- Task to carry out
Do any lines in the data below contain "more"? If so, copy every one of them.

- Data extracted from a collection
*** Block opens ***

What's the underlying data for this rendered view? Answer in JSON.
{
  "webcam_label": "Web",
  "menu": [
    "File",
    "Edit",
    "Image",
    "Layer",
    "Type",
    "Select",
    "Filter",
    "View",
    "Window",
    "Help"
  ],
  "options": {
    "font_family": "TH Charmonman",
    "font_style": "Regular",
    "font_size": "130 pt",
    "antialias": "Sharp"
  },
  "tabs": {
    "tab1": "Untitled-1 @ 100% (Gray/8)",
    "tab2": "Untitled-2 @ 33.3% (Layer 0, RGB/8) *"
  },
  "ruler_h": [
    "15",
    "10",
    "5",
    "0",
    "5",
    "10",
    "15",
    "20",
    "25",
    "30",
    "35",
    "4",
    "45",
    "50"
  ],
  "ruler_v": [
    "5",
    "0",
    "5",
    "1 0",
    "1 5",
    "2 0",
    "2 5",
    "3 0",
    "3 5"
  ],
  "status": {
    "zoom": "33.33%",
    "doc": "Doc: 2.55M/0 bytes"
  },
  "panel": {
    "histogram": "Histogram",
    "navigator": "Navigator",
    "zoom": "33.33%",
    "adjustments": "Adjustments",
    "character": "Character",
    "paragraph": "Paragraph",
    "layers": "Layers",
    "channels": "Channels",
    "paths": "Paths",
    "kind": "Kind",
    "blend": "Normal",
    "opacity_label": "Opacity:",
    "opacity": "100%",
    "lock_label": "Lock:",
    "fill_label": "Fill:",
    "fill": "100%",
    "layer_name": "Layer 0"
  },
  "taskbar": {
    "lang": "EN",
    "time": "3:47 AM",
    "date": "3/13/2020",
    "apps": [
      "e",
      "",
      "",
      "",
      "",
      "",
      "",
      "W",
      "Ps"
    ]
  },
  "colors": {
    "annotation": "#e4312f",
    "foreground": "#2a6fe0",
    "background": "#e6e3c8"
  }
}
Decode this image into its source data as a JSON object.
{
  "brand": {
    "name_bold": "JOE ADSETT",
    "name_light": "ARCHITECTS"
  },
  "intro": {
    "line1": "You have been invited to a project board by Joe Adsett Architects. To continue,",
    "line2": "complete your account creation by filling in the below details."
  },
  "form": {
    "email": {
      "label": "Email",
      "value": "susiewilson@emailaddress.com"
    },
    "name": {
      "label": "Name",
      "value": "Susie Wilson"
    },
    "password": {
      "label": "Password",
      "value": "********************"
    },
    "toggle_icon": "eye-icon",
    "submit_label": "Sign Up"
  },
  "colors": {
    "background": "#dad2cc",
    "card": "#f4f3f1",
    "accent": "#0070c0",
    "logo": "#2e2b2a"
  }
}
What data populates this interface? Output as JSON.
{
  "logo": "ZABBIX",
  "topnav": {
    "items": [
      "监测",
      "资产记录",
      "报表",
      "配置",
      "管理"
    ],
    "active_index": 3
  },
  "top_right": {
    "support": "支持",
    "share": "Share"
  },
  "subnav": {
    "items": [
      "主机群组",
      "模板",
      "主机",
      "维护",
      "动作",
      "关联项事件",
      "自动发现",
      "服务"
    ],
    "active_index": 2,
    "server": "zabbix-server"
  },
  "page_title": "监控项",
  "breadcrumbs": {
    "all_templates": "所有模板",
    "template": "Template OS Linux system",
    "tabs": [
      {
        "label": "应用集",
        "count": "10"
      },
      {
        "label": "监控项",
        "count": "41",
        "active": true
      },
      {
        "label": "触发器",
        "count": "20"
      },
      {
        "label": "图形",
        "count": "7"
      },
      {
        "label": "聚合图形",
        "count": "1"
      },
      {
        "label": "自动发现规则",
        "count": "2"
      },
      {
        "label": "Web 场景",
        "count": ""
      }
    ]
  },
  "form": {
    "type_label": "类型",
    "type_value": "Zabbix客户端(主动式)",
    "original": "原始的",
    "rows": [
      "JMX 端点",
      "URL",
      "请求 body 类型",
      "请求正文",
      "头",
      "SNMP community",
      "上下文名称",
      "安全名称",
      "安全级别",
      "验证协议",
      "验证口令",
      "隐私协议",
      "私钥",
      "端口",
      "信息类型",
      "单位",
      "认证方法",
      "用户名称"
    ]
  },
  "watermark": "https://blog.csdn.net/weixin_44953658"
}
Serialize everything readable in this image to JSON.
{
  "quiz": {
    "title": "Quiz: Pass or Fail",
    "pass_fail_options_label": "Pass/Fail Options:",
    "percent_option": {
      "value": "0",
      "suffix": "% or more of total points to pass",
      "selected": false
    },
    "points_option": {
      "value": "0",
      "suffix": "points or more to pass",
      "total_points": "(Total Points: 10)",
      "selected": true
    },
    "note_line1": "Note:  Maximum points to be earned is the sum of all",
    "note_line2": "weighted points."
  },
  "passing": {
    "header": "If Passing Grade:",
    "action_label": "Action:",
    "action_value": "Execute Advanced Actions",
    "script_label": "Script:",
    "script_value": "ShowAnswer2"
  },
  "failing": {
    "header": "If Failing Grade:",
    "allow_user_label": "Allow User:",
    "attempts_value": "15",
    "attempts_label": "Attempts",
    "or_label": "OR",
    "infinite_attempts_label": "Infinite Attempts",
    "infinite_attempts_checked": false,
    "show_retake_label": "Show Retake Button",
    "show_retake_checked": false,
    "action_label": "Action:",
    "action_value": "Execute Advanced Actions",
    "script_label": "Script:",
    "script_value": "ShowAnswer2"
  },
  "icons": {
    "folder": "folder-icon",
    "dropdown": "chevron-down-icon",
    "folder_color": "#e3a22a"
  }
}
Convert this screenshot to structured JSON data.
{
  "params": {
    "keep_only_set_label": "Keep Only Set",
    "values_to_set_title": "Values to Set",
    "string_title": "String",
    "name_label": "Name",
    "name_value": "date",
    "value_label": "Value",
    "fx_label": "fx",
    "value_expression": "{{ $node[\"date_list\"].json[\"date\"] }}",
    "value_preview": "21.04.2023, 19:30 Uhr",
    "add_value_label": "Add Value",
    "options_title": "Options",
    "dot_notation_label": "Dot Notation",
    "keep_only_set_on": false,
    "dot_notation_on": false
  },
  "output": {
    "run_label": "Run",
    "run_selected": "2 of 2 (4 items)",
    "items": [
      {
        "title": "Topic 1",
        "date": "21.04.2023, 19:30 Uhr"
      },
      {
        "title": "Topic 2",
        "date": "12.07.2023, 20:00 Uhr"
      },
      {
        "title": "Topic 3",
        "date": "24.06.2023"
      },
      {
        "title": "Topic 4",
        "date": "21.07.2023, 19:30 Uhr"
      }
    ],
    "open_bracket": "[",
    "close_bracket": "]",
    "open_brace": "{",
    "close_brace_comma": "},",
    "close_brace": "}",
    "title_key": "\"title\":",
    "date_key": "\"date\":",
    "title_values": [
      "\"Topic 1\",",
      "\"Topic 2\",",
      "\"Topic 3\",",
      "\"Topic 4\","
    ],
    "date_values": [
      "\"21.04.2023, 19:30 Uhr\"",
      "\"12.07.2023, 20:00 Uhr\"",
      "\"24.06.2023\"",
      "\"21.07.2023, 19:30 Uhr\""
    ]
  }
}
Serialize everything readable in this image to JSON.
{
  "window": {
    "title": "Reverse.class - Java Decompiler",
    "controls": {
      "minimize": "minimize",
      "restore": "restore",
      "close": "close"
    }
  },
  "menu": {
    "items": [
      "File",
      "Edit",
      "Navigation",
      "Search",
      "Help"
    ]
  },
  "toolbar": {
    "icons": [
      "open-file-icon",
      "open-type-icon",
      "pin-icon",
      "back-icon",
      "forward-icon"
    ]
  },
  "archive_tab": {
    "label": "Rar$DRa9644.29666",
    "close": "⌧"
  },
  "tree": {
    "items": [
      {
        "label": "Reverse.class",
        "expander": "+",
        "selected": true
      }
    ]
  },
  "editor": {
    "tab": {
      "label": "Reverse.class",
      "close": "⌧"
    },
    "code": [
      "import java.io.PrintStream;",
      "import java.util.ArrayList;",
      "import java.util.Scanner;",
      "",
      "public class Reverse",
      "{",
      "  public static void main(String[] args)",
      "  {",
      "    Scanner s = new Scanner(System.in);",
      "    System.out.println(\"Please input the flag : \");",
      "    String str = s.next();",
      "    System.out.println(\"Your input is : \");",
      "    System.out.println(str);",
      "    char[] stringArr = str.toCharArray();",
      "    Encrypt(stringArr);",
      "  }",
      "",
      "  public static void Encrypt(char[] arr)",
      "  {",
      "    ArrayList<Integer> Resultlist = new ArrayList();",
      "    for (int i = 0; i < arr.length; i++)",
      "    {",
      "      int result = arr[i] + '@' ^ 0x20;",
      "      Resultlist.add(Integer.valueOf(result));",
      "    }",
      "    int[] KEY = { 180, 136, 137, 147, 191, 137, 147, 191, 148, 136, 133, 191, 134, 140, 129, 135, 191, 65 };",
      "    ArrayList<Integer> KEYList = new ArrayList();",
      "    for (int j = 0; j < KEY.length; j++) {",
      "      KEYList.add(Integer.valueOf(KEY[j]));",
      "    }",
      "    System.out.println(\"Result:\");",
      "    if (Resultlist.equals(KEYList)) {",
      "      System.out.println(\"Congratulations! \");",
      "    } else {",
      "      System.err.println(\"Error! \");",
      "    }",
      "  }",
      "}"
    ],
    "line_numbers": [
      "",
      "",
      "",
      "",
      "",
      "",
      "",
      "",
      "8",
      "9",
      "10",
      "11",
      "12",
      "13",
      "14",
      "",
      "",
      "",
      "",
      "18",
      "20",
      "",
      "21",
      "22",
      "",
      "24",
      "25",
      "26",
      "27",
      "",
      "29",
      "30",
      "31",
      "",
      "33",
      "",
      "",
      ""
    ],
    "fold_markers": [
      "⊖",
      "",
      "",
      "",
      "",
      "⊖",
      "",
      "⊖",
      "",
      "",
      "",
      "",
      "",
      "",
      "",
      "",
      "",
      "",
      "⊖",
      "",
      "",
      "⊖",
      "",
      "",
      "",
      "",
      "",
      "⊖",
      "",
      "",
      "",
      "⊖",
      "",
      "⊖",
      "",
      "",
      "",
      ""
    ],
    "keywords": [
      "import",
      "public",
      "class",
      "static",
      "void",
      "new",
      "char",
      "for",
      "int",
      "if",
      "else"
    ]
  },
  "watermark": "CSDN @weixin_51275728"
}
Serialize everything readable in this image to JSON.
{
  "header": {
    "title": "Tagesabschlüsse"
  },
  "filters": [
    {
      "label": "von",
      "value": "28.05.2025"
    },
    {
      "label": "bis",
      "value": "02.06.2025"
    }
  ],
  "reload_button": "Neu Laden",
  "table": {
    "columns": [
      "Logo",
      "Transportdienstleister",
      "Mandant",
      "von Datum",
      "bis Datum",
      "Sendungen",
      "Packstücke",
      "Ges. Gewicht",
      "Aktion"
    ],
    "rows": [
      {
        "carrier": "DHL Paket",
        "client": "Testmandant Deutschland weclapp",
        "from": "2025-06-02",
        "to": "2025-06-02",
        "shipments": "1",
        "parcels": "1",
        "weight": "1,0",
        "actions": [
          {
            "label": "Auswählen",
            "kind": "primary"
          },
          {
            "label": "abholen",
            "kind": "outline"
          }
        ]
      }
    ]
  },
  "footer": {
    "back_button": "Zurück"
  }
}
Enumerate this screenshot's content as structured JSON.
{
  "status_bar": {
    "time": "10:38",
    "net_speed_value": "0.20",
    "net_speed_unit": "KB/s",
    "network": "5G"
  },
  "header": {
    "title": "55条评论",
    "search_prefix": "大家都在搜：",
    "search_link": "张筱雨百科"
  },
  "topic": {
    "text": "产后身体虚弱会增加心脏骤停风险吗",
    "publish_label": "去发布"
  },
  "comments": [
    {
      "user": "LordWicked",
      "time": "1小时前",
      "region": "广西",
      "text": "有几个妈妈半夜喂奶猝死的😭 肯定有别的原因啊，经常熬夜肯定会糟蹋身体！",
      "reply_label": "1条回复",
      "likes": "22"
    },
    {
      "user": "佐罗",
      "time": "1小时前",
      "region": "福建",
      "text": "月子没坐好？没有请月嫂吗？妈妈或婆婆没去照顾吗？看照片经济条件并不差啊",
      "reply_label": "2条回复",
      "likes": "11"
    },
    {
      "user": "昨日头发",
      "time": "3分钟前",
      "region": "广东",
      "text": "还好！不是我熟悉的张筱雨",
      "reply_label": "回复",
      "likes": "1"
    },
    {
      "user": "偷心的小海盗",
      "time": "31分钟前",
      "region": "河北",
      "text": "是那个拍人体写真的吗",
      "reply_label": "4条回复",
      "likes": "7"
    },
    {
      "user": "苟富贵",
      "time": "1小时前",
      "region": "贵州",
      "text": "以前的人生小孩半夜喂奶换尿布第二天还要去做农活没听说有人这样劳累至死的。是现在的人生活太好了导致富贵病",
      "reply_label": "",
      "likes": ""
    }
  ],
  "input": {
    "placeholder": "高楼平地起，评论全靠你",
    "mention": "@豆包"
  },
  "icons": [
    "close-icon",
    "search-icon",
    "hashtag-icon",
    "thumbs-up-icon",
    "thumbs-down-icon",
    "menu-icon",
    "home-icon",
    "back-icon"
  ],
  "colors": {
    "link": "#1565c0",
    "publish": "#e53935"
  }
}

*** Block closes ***

- Exercise response
      "suffix": "% or more of total points to pass",
      "suffix": "points or more to pass",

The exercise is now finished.